“When patients are referred to hospitals outside of the country, local doctors and medical practitioners are denied the opportunity to work with a specialist who can share his or her knowledge and skills,” she said.
“When we invite specialists over, it is advantageous for local staff who are afforded a chance to participate in the treatment.
“In this way, it is also cost effective to both the patients and the hospital as the costs of waiting and other costs associated with hospital admissions are dramatically reduced.
The patient’s social support system is also enhanced as family and friends can easily visit their patients.”
A Medical Officer in the orthopaedic department, Daniel Mukalamusi, who worked closely with the visiting specialist, welcomed the move to invite specialists to the hospital adding that Dr Nortje’s visit was not the first time a specialist had been brought in to assist in the orthopaedic department.
“In 2012 we had a voluntary team which treated about 29 patients and we are expecting that more specialists will come to assist because we do not have the requisite skills to perform these major surgeries,” Dr Mukalamusi said.
“In my department, we are mostly general orthopaedics but for these kinds of procedures, doctors like Nortje are welcome to assist us in helping our patients and not sending them to other places at great expense.”

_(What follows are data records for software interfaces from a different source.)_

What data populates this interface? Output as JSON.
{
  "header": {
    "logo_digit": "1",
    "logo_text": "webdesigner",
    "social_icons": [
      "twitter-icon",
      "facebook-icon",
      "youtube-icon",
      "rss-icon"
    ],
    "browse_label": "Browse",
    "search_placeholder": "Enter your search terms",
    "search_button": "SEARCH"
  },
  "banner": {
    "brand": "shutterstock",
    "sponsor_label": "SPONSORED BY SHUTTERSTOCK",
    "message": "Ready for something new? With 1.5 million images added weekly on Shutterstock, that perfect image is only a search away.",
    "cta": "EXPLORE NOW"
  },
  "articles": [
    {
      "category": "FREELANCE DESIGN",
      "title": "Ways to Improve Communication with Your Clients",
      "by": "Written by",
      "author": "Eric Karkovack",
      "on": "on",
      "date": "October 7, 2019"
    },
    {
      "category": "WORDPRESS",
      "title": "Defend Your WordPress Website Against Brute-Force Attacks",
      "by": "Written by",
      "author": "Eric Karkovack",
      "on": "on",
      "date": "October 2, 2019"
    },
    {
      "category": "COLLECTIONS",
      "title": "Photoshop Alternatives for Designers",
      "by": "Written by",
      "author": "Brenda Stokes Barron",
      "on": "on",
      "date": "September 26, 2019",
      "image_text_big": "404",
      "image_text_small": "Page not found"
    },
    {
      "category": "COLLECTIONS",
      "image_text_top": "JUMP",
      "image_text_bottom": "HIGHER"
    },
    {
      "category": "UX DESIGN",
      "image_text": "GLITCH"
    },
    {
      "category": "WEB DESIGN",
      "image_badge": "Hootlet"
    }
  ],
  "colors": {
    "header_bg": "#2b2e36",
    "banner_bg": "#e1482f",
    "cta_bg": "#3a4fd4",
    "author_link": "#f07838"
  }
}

Dr Mukalamusi said Dr Nortje took less than two hours to operate on each patient, a procedure which would normally take someone without his expertise a whole morning.
“Each operation took between one and a half hours to two hours due to a combination of his skills and the expert way the orthopaedic team that was working with him displayed,” he said.
“We have all been impressed by the way we have managed to work with one another, from the pain relief management to the group that was administering the anaesthetic.”
He also expressed happiness at the success of the operations which have resulted in the treated patients regaining their ability to walk unimpeded.
When Lesotho Times visited the patients on Tuesday, the patients expressed heartfelt gratitude at the treatment the hospital had given them, saying the corrective operations had given them a new lease of life.
Mabahlakoana Mapetla (60) from Lower Thamae in Maseru received hip treatment which restored ability her ability to walk normally.
“I am happy for all of us who have received treatment because we will no longer be mocked by society because of the disability we used to have,” Ms Mapetla said.
“We are thankful to government for supporting this hospital with the doctors and the state of the art equipment that is being utilised here. The doctors and nurses have been looking after us well.
“We will continue with our treatment and to practise good eating habits in order to abide by the advice the doctors have given us to maintain good health.”
‘Mabahlakoana Mapetla after her hip-replacement surgery on Tuesday.